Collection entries
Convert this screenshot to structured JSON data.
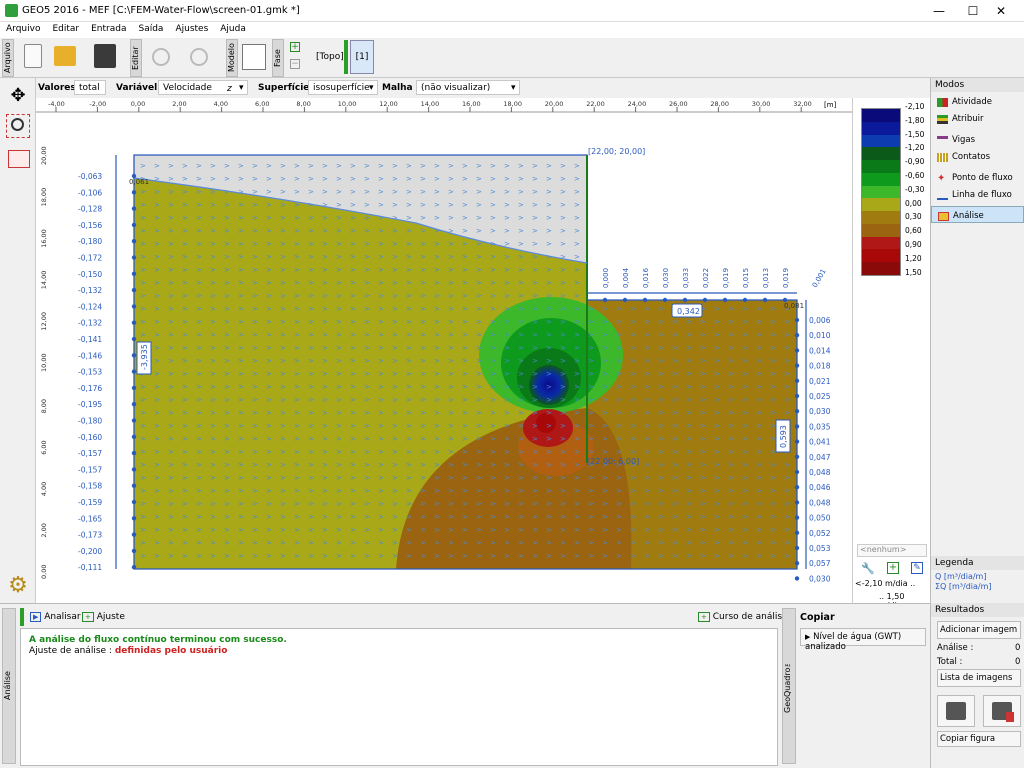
{
  "window": {
    "title": "GEO5 2016 - MEF [C:\\FEM-Water-Flow\\screen-01.gmk *]",
    "minimize": "—",
    "maximize": "☐",
    "close": "✕"
  },
  "menu": [
    "Arquivo",
    "Editar",
    "Entrada",
    "Saída",
    "Ajustes",
    "Ajuda"
  ],
  "toolbar": {
    "arquivo_tab": "Arquivo",
    "editar_tab": "Editar",
    "modelo_tab": "Modelo",
    "fase_tab": "Fase",
    "topo_label": "[Topo]",
    "phase_label": "[1]"
  },
  "options": {
    "valores_label": "Valores :",
    "valores_value": "total",
    "variavel_label": "Variável :",
    "variavel_value": "Velocidade",
    "variavel_sub": "z",
    "superficie_label": "Superfície :",
    "superficie_value": "isosuperfície",
    "malha_label": "Malha :",
    "malha_value": "(não visualizar)"
  },
  "ruler": {
    "ticks": [
      "-4,00",
      "-2,00",
      "0,00",
      "2,00",
      "4,00",
      "6,00",
      "8,00",
      "10,00",
      "12,00",
      "14,00",
      "16,00",
      "18,00",
      "20,00",
      "22,00",
      "24,00",
      "26,00",
      "28,00",
      "30,00",
      "32,00"
    ],
    "unit": "[m]",
    "yticks": [
      "20,00",
      "18,00",
      "16,00",
      "14,00",
      "12,00",
      "10,00",
      "8,00",
      "6,00",
      "4,00",
      "2,00",
      "0,00"
    ]
  },
  "model": {
    "left_values": [
      "-0,063",
      "-0,106",
      "-0,128",
      "-0,156",
      "-0,180",
      "-0,172",
      "-0,150",
      "-0,132",
      "-0,124",
      "-0,132",
      "-0,141",
      "-0,146",
      "-0,153",
      "-0,176",
      "-0,195",
      "-0,180",
      "-0,160",
      "-0,157",
      "-0,157",
      "-0,158",
      "-0,159",
      "-0,165",
      "-0,173",
      "-0,200",
      "-0,111"
    ],
    "right_values": [
      "0,006",
      "0,010",
      "0,014",
      "0,018",
      "0,021",
      "0,025",
      "0,030",
      "0,035",
      "0,041",
      "0,047",
      "0,048",
      "0,046",
      "0,048",
      "0,050",
      "0,052",
      "0,053",
      "0,057",
      "0,030"
    ],
    "top_values": [
      "0,000",
      "0,004",
      "0,016",
      "0,030",
      "0,033",
      "0,022",
      "0,019",
      "0,015",
      "0,013",
      "0,019"
    ],
    "coord_top": "[22,00; 20,00]",
    "coord_bottom": "[22,00; 6,00]",
    "left_sum": "-3,935",
    "right_sum": "0,593",
    "top_sum": "0,342",
    "wall_label": "1,00E+00",
    "node_label_l": "0,061",
    "node_label_r": "0,081",
    "corner_label": "0,001"
  },
  "legend": {
    "values": [
      "-2,10",
      "-1,80",
      "-1,50",
      "-1,20",
      "-0,90",
      "-0,60",
      "-0,30",
      "0,00",
      "0,30",
      "0,60",
      "0,90",
      "1,20",
      "1,50"
    ],
    "colors": [
      "#0a0a7a",
      "#0a1a9a",
      "#0c3cb0",
      "#0c5a1a",
      "#0a7a18",
      "#0e9a1c",
      "#3cb82a",
      "#a8a818",
      "#a07c10",
      "#9a6410",
      "#b01818",
      "#a80808",
      "#8a0a0a"
    ],
    "none_label": "<nenhum>",
    "min_label": "<-2,10 m/dia ..",
    "max_label": ".. 1,50 m/dia>"
  },
  "modes": {
    "header": "Modos",
    "items": [
      "Atividade",
      "Atribuir",
      "Vigas",
      "Contatos",
      "Ponto de fluxo",
      "Linha de fluxo",
      "Análise"
    ]
  },
  "legenda": {
    "header": "Legenda",
    "q": "Q [m³/dia/m]",
    "sq": "ΣQ [m³/dia/m]"
  },
  "resultados": {
    "header": "Resultados",
    "add": "Adicionar imagem",
    "analise_label": "Análise :",
    "analise_val": "0",
    "total_label": "Total :",
    "total_val": "0",
    "list": "Lista de imagens",
    "copy": "Copiar figura"
  },
  "bottom": {
    "analisar": "Analisar",
    "ajuste": "Ajuste",
    "curso": "Curso de análise",
    "msg1": "A análise do fluxo contínuo terminou com sucesso.",
    "msg2a": "Ajuste de análise : ",
    "msg2b": "definidas pelo usuário",
    "vtab_left": "Análise",
    "vtab_right": "GeoQuadro™",
    "copiar": "Copiar",
    "nivel": "Nível de água (GWT) analizado"
  }
}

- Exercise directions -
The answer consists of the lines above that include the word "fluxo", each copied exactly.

- Exercise response -
      "Ponto de fluxo",
      "Linha de fluxo",
    "msg1": "A análise do fluxo contínuo terminou com sucesso.",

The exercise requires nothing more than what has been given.